Retype all of the listing exactly, passing over any picture you find.

======

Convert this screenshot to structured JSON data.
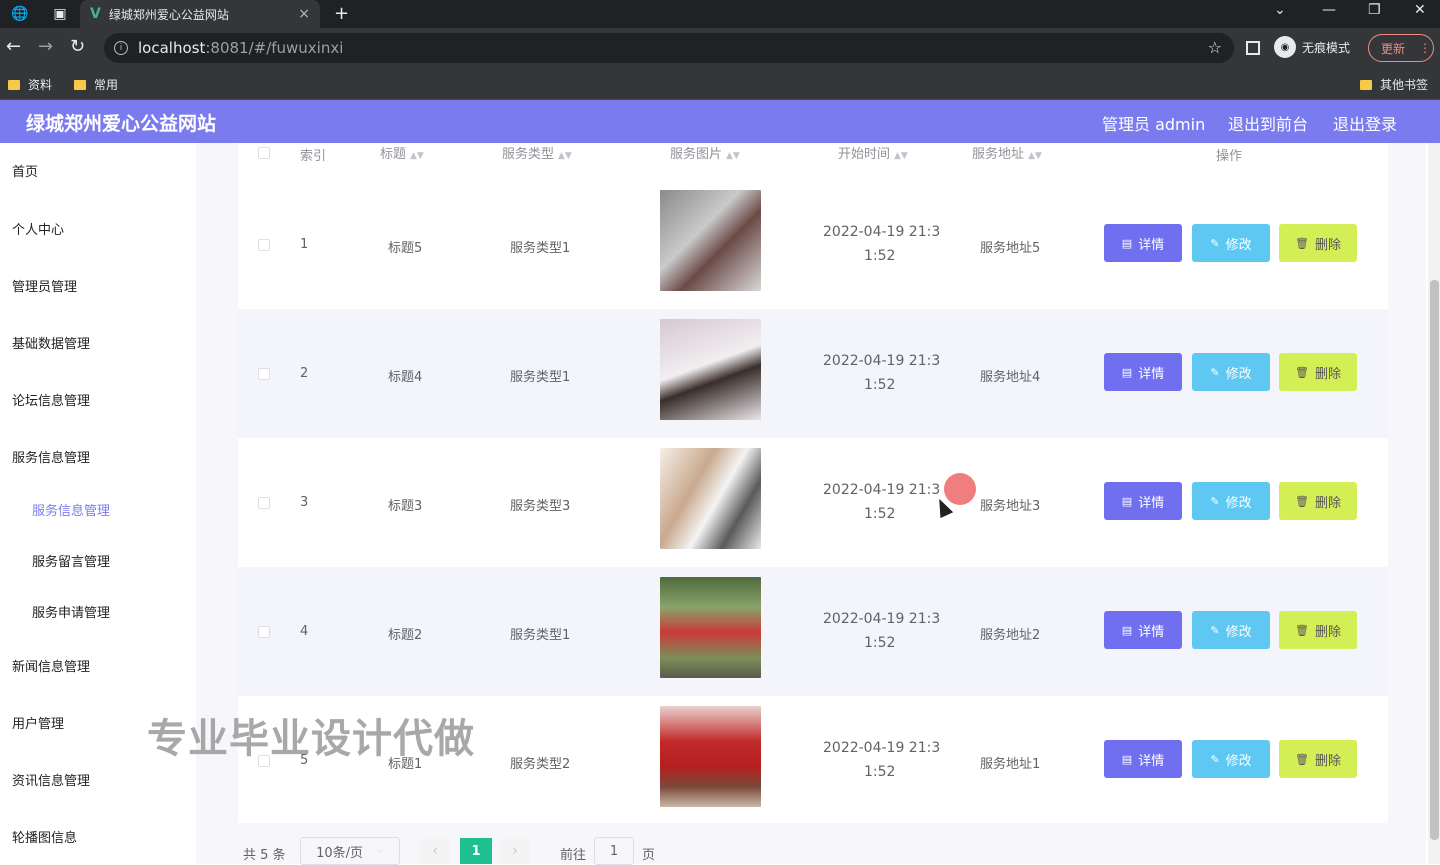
{
  "browser": {
    "tab_title": "绿城郑州爱心公益网站",
    "tab_close": "×",
    "new_tab": "+",
    "url_host": "localhost",
    "url_path": ":8081/#/fuwuxinxi",
    "incognito_label": "无痕模式",
    "update_label": "更新",
    "bookmarks": [
      "资料",
      "常用"
    ],
    "other_bookmarks": "其他书签"
  },
  "header": {
    "title": "绿城郑州爱心公益网站",
    "admin_label": "管理员 admin",
    "front_label": "退出到前台",
    "logout_label": "退出登录"
  },
  "sidebar": {
    "items": [
      {
        "label": "首页"
      },
      {
        "label": "个人中心"
      },
      {
        "label": "管理员管理"
      },
      {
        "label": "基础数据管理"
      },
      {
        "label": "论坛信息管理"
      },
      {
        "label": "服务信息管理"
      },
      {
        "label": "新闻信息管理"
      },
      {
        "label": "用户管理"
      },
      {
        "label": "资讯信息管理"
      },
      {
        "label": "轮播图信息"
      }
    ],
    "sub_items": [
      {
        "label": "服务信息管理",
        "active": true
      },
      {
        "label": "服务留言管理"
      },
      {
        "label": "服务申请管理"
      }
    ]
  },
  "watermark": "专业毕业设计代做",
  "table": {
    "columns": [
      "索引",
      "标题",
      "服务类型",
      "服务图片",
      "开始时间",
      "服务地址",
      "操作"
    ],
    "rows": [
      {
        "index": "1",
        "title": "标题5",
        "type": "服务类型1",
        "time1": "2022-04-19 21:3",
        "time2": "1:52",
        "address": "服务地址5"
      },
      {
        "index": "2",
        "title": "标题4",
        "type": "服务类型1",
        "time1": "2022-04-19 21:3",
        "time2": "1:52",
        "address": "服务地址4"
      },
      {
        "index": "3",
        "title": "标题3",
        "type": "服务类型3",
        "time1": "2022-04-19 21:3",
        "time2": "1:52",
        "address": "服务地址3"
      },
      {
        "index": "4",
        "title": "标题2",
        "type": "服务类型1",
        "time1": "2022-04-19 21:3",
        "time2": "1:52",
        "address": "服务地址2"
      },
      {
        "index": "5",
        "title": "标题1",
        "type": "服务类型2",
        "time1": "2022-04-19 21:3",
        "time2": "1:52",
        "address": "服务地址1"
      }
    ],
    "actions": {
      "detail": "详情",
      "edit": "修改",
      "delete": "删除"
    }
  },
  "pagination": {
    "total": "共 5 条",
    "page_size": "10条/页",
    "current": "1",
    "goto_label": "前往",
    "goto_value": "1",
    "page_suffix": "页"
  },
  "colors": {
    "header": "#7b7bf0",
    "detail": "#6f6ff0",
    "edit": "#5ec8f2",
    "delete": "#d4ee56",
    "page_active": "#1dc08e"
  }
}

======

• Written solution
Convert this screenshot to structured JSON data.
{
  "browser": {
    "tab_title": "绿城郑州爱心公益网站",
    "tab_close": "×",
    "new_tab": "+",
    "url_host": "localhost",
    "url_path": ":8081/#/fuwuxinxi",
    "incognito_label": "无痕模式",
    "update_label": "更新",
    "bookmarks": [
      "资料",
      "常用"
    ],
    "other_bookmarks": "其他书签"
  },
  "header": {
    "title": "绿城郑州爱心公益网站",
    "admin_label": "管理员 admin",
    "front_label": "退出到前台",
    "logout_label": "退出登录"
  },
  "sidebar": {
    "items": [
      {
        "label": "首页"
      },
      {
        "label": "个人中心"
      },
      {
        "label": "管理员管理"
      },
      {
        "label": "基础数据管理"
      },
      {
        "label": "论坛信息管理"
      },
      {
        "label": "服务信息管理"
      },
      {
        "label": "新闻信息管理"
      },
      {
        "label": "用户管理"
      },
      {
        "label": "资讯信息管理"
      },
      {
        "label": "轮播图信息"
      }
    ],
    "sub_items": [
      {
        "label": "服务信息管理",
        "active": true
      },
      {
        "label": "服务留言管理"
      },
      {
        "label": "服务申请管理"
      }
    ]
  },
  "watermark": "专业毕业设计代做",
  "table": {
    "columns": [
      "索引",
      "标题",
      "服务类型",
      "服务图片",
      "开始时间",
      "服务地址",
      "操作"
    ],
    "rows": [
      {
        "index": "1",
        "title": "标题5",
        "type": "服务类型1",
        "time1": "2022-04-19 21:3",
        "time2": "1:52",
        "address": "服务地址5"
      },
      {
        "index": "2",
        "title": "标题4",
        "type": "服务类型1",
        "time1": "2022-04-19 21:3",
        "time2": "1:52",
        "address": "服务地址4"
      },
      {
        "index": "3",
        "title": "标题3",
        "type": "服务类型3",
        "time1": "2022-04-19 21:3",
        "time2": "1:52",
        "address": "服务地址3"
      },
      {
        "index": "4",
        "title": "标题2",
        "type": "服务类型1",
        "time1": "2022-04-19 21:3",
        "time2": "1:52",
        "address": "服务地址2"
      },
      {
        "index": "5",
        "title": "标题1",
        "type": "服务类型2",
        "time1": "2022-04-19 21:3",
        "time2": "1:52",
        "address": "服务地址1"
      }
    ],
    "actions": {
      "detail": "详情",
      "edit": "修改",
      "delete": "删除"
    }
  },
  "pagination": {
    "total": "共 5 条",
    "page_size": "10条/页",
    "current": "1",
    "goto_label": "前往",
    "goto_value": "1",
    "page_suffix": "页"
  },
  "colors": {
    "header": "#7b7bf0",
    "detail": "#6f6ff0",
    "edit": "#5ec8f2",
    "delete": "#d4ee56",
    "page_active": "#1dc08e"
  }
}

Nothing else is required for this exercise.